◆ Task prompt:
Send back every record word for word, with nothing missing.

◆ Provided data:
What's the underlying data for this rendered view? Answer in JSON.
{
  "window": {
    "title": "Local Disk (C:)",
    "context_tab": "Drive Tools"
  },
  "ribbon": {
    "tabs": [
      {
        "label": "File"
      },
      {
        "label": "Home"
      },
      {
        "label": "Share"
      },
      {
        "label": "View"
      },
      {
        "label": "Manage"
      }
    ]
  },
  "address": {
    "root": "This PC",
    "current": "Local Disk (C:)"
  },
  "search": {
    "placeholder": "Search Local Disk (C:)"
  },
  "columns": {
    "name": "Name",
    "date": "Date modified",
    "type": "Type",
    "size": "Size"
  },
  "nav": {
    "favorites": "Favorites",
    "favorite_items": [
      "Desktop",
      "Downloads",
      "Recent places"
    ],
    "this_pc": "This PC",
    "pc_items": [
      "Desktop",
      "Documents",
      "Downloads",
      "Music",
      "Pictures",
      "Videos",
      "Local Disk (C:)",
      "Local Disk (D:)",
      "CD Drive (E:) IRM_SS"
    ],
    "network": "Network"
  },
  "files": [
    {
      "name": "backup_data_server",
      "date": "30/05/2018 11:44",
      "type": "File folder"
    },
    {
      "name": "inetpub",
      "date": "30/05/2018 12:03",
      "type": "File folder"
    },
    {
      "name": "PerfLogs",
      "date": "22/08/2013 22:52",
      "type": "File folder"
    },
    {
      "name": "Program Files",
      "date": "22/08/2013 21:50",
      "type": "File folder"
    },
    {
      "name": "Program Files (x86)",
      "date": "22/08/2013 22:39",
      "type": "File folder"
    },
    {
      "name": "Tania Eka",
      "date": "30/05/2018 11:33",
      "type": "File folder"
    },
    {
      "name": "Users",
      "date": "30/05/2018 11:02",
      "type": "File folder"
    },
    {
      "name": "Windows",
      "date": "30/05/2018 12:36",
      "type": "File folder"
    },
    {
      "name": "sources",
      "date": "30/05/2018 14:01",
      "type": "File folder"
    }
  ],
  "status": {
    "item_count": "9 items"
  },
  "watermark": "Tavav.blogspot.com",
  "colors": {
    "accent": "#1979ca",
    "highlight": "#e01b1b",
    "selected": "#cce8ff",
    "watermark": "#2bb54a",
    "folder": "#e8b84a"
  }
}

◆ Expected output:
What's the underlying data for this rendered view? Answer in JSON.
{
  "window": {
    "title": "Local Disk (C:)",
    "context_tab": "Drive Tools"
  },
  "ribbon": {
    "tabs": [
      {
        "label": "File"
      },
      {
        "label": "Home"
      },
      {
        "label": "Share"
      },
      {
        "label": "View"
      },
      {
        "label": "Manage"
      }
    ]
  },
  "address": {
    "root": "This PC",
    "current": "Local Disk (C:)"
  },
  "search": {
    "placeholder": "Search Local Disk (C:)"
  },
  "columns": {
    "name": "Name",
    "date": "Date modified",
    "type": "Type",
    "size": "Size"
  },
  "nav": {
    "favorites": "Favorites",
    "favorite_items": [
      "Desktop",
      "Downloads",
      "Recent places"
    ],
    "this_pc": "This PC",
    "pc_items": [
      "Desktop",
      "Documents",
      "Downloads",
      "Music",
      "Pictures",
      "Videos",
      "Local Disk (C:)",
      "Local Disk (D:)",
      "CD Drive (E:) IRM_SS"
    ],
    "network": "Network"
  },
  "files": [
    {
      "name": "backup_data_server",
      "date": "30/05/2018 11:44",
      "type": "File folder"
    },
    {
      "name": "inetpub",
      "date": "30/05/2018 12:03",
      "type": "File folder"
    },
    {
      "name": "PerfLogs",
      "date": "22/08/2013 22:52",
      "type": "File folder"
    },
    {
      "name": "Program Files",
      "date": "22/08/2013 21:50",
      "type": "File folder"
    },
    {
      "name": "Program Files (x86)",
      "date": "22/08/2013 22:39",
      "type": "File folder"
    },
    {
      "name": "Tania Eka",
      "date": "30/05/2018 11:33",
      "type": "File folder"
    },
    {
      "name": "Users",
      "date": "30/05/2018 11:02",
      "type": "File folder"
    },
    {
      "name": "Windows",
      "date": "30/05/2018 12:36",
      "type": "File folder"
    },
    {
      "name": "sources",
      "date": "30/05/2018 14:01",
      "type": "File folder"
    }
  ],
  "status": {
    "item_count": "9 items"
  },
  "watermark": "Tavav.blogspot.com",
  "colors": {
    "accent": "#1979ca",
    "highlight": "#e01b1b",
    "selected": "#cce8ff",
    "watermark": "#2bb54a",
    "folder": "#e8b84a"
  }
}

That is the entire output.